* [PROBLEM TO SOLVE] Every line of the data, first to last, must be written out unchanged.

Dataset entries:
== Segment start ==

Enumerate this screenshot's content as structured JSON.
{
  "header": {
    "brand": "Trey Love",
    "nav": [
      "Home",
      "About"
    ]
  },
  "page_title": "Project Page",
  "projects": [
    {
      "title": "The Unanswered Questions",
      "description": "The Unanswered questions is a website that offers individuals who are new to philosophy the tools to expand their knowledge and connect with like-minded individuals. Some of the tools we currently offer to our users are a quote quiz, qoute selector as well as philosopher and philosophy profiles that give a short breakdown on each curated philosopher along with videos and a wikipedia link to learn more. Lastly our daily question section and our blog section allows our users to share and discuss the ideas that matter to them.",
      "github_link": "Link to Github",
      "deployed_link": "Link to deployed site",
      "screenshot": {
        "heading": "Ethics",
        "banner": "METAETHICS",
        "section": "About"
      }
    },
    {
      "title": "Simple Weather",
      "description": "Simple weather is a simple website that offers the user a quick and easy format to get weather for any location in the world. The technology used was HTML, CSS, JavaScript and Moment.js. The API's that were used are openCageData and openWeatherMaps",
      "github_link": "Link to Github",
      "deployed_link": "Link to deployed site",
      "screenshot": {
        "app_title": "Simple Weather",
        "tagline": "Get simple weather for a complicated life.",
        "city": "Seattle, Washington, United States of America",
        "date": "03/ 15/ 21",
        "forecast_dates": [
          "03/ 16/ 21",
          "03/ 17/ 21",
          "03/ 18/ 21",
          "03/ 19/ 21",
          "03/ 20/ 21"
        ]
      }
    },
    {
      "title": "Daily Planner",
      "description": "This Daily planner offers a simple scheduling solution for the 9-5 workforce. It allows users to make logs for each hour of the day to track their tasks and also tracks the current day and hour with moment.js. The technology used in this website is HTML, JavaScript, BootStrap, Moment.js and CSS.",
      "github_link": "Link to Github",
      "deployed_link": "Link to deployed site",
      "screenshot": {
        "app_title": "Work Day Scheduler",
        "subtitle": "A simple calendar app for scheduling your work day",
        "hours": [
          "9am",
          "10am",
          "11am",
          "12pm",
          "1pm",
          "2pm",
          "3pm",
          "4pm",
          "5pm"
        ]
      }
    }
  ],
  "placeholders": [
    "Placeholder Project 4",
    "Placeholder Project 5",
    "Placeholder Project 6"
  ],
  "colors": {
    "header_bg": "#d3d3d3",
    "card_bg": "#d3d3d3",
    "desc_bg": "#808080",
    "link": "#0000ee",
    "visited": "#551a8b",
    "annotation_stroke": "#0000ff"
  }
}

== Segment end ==

* [TASK OUTPUT]
Enumerate this screenshot's content as structured JSON.
{
  "header": {
    "brand": "Trey Love",
    "nav": [
      "Home",
      "About"
    ]
  },
  "page_title": "Project Page",
  "projects": [
    {
      "title": "The Unanswered Questions",
      "description": "The Unanswered questions is a website that offers individuals who are new to philosophy the tools to expand their knowledge and connect with like-minded individuals. Some of the tools we currently offer to our users are a quote quiz, qoute selector as well as philosopher and philosophy profiles that give a short breakdown on each curated philosopher along with videos and a wikipedia link to learn more. Lastly our daily question section and our blog section allows our users to share and discuss the ideas that matter to them.",
      "github_link": "Link to Github",
      "deployed_link": "Link to deployed site",
      "screenshot": {
        "heading": "Ethics",
        "banner": "METAETHICS",
        "section": "About"
      }
    },
    {
      "title": "Simple Weather",
      "description": "Simple weather is a simple website that offers the user a quick and easy format to get weather for any location in the world. The technology used was HTML, CSS, JavaScript and Moment.js. The API's that were used are openCageData and openWeatherMaps",
      "github_link": "Link to Github",
      "deployed_link": "Link to deployed site",
      "screenshot": {
        "app_title": "Simple Weather",
        "tagline": "Get simple weather for a complicated life.",
        "city": "Seattle, Washington, United States of America",
        "date": "03/ 15/ 21",
        "forecast_dates": [
          "03/ 16/ 21",
          "03/ 17/ 21",
          "03/ 18/ 21",
          "03/ 19/ 21",
          "03/ 20/ 21"
        ]
      }
    },
    {
      "title": "Daily Planner",
      "description": "This Daily planner offers a simple scheduling solution for the 9-5 workforce. It allows users to make logs for each hour of the day to track their tasks and also tracks the current day and hour with moment.js. The technology used in this website is HTML, JavaScript, BootStrap, Moment.js and CSS.",
      "github_link": "Link to Github",
      "deployed_link": "Link to deployed site",
      "screenshot": {
        "app_title": "Work Day Scheduler",
        "subtitle": "A simple calendar app for scheduling your work day",
        "hours": [
          "9am",
          "10am",
          "11am",
          "12pm",
          "1pm",
          "2pm",
          "3pm",
          "4pm",
          "5pm"
        ]
      }
    }
  ],
  "placeholders": [
    "Placeholder Project 4",
    "Placeholder Project 5",
    "Placeholder Project 6"
  ],
  "colors": {
    "header_bg": "#d3d3d3",
    "card_bg": "#d3d3d3",
    "desc_bg": "#808080",
    "link": "#0000ee",
    "visited": "#551a8b",
    "annotation_stroke": "#0000ff"
  }
}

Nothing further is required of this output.